I wanted to let you know that I noticed, if no one else did, what is too typical in cases like these. Here is Rudy, a wealthy, powerful man, whose earnings this year will probably top $12 million, or about $1 million a month. How much money did Rudy think should go to support his kids? Based on his mayoral salary, he had been ordered to pay only $1,800 a month in child support, plus half the tuition and medical expenses. Now that his real income potential is clear, how much did the Big Man offer to pay up for child support, according to the New York papers? A whopping extra $1,800 a month. That's right: $3,600 a month goes for his two kids, leaving approximately $996,400 a month for he and Judy (give or take a few hundred thousand).

Fortunately, the judge ordered temporary child support raised to more than $20,000 a month.

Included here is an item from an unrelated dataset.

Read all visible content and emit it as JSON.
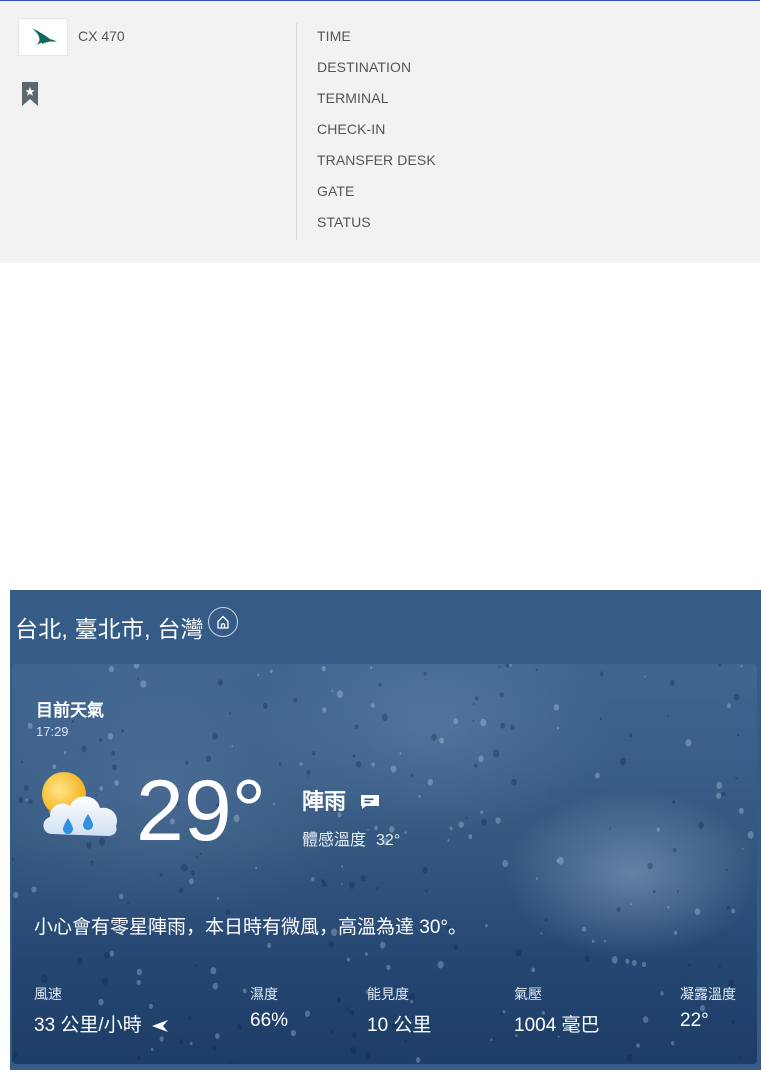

Meanwhile, Rudy's hired gun, divorce attorney Raoul Felder, last May (according to the New York Post) had the nerve to say, Donna, that you were "coming off looking foolish, trivial and an uncaring mother" with "twisted motives." "She is trying to cling to a marriage that's been dead for years. ... Mrs. Giuliani should get a life," he summed up.

I am still shaking my head over this one. I know that heroes are not saints. But how can Rudy -- in order to save himself some dough, which is what this divorce case is about from his point of view -- allow any employee of his to talk about the mother of his children like that?

And yes, I wanted you to know that someone noticed that this guy who pays lawyers to smear you as a bad mother is the same father who somehow found the time -- after working 15-hour days -- to spend leisurely dinners with his mistress while you were home with the kids.

Vintage Rudy. When he is good, he is very, very good, and when he is bad, he is just plain shameless.


Maggie Gallagher

Maggie Gallagher is a nationally syndicated columnist, a leading voice in the new marriage movement and co-author of The Case for Marriage: Why Married People Are Happier, Healthier, and Better Off Financially.